The three most significant scoring changes on indicators between 2014 and 2015 were for: play-by-play reporting of the types of water sources used for fracturing activities (from one to six companies); percentages of wastewater reused for fracturing (from two to seven); and addressing naturally occurring radioactive materials (NORMs) (from six to 12).
|COMPANY||2015 SCORE*||2014 SCORE|
|BHP Billiton, Ltd. (BHP)||32||18|
|Hess Corp. (HES)||21||17|
|Apache Corp. (APA)||20||13|
|CONSOL Energy, Inc. (CNX)||19||5|
|Noble Energy, Inc. (NBL)||19||13|
|Southwestern Energy Co. (SWN)||16||2|
|Anadarko Petroleum Corp. (APC)||15||8|
|QEP Resources, Inc. (QEP)||15||1|
|EQT Corp. (EQT)||14||16|
|ConocoPhillips Corp. (COP)||11||5|
|Range Resources Corp. (RRC)||11||9|
|Royal Dutch Shell plc (RDS)||11||9|
|Occidental Petroleum Corp. (OXY)||10||7|

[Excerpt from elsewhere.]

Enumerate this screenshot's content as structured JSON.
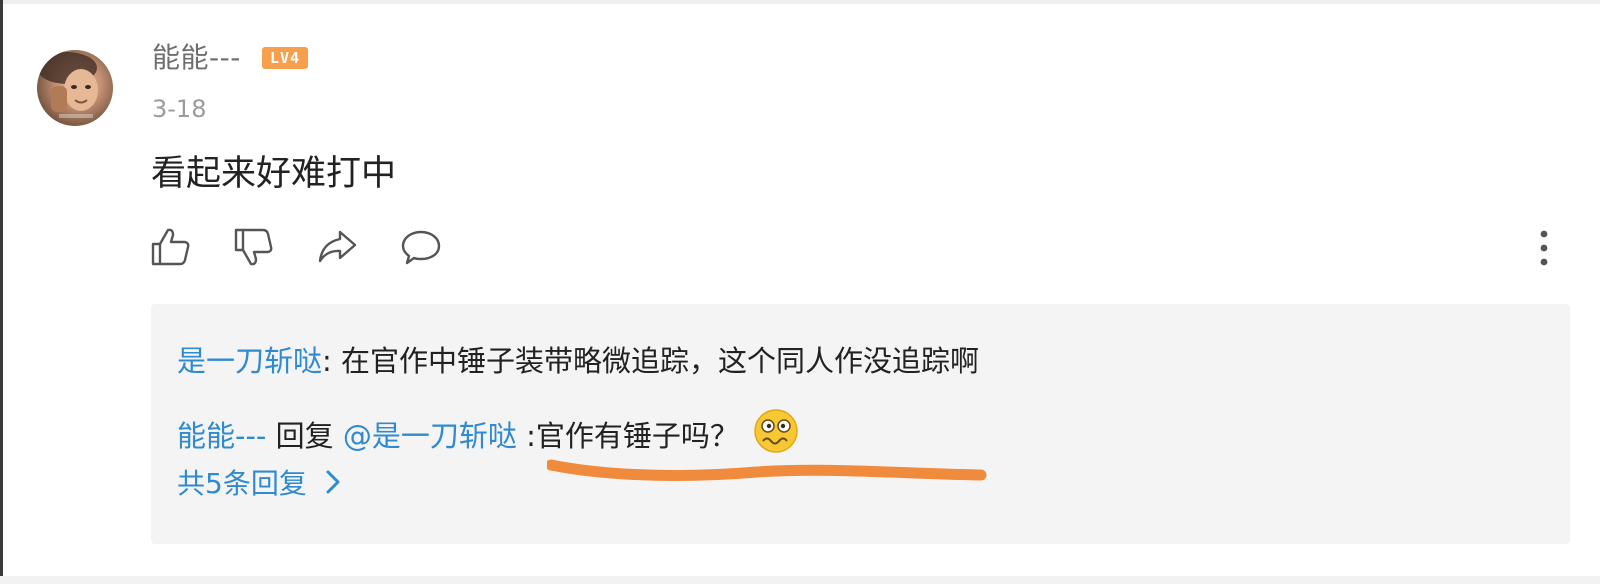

|Penn Virginia Corp. (PVA)||10||9|
|BP plc (BP)||8||6|
|Cabot Oil & Gas Corp. (COG)||8||8|
|Encana Corp. (ECA)||8||15|
|EOG Resources, Inc. (EOG)||8||9|
|Devon Energy Corp. (DVN)||7||5|
|Exco Resources, Inc.(XCO)||7||7|
|Newfield Exploration Co. (NFX)||6||4|
|Chesapeake Energy Corp. (CHK)||4||7|
|Chevron Corp. (CVX)||4||6|
|Exxon Mobil Corp. (XOM)||4||5|
|Pioneer Natural Resources** (PXD)||3||-|
|Ultra Petroleum Corp. (UPL)||3||9|
|WPX Energy, Inc. (WPX)||3||3|
|Continental Resources, Inc. (CLR)||2||0|
|Whiting Petroleum Corp. (WLL)||2||3|
|Carrizo Oil & Gas, Inc. (CRZO)||0||0|
* 2015 had a total of 39 possible points. 2014 had a total of 35 possible points.
** For the 2015 scorecard, Pioneer Natural Resources was substituted for Talisman Energy, Inc., which was acquired by Repsol, S.A.
The information in this report has been prepared from sources and data the authors believe to be reliable, but we assume no liability for and make no guarantee as to its adequacy, accuracy, timeliness or completeness. Boston Common Asset Management and the mutual funds that they manage may have invested in and may in the future invest in some of the companies mentioned in this report. The information in this report is not designed to be investment advice regarding any security, company or industry and should not be relied upon to make investment decisions. We cannot and do not comment on the suitability or profitability of any particular investment. All investments involve risk, including the risk of losing principal. No information herein is intended as an offer or solicitation of an offer to sell or buy, or as a sponsorship of any company, security, or fund. Opinions expressed and facts stated herein are subject to change without notice.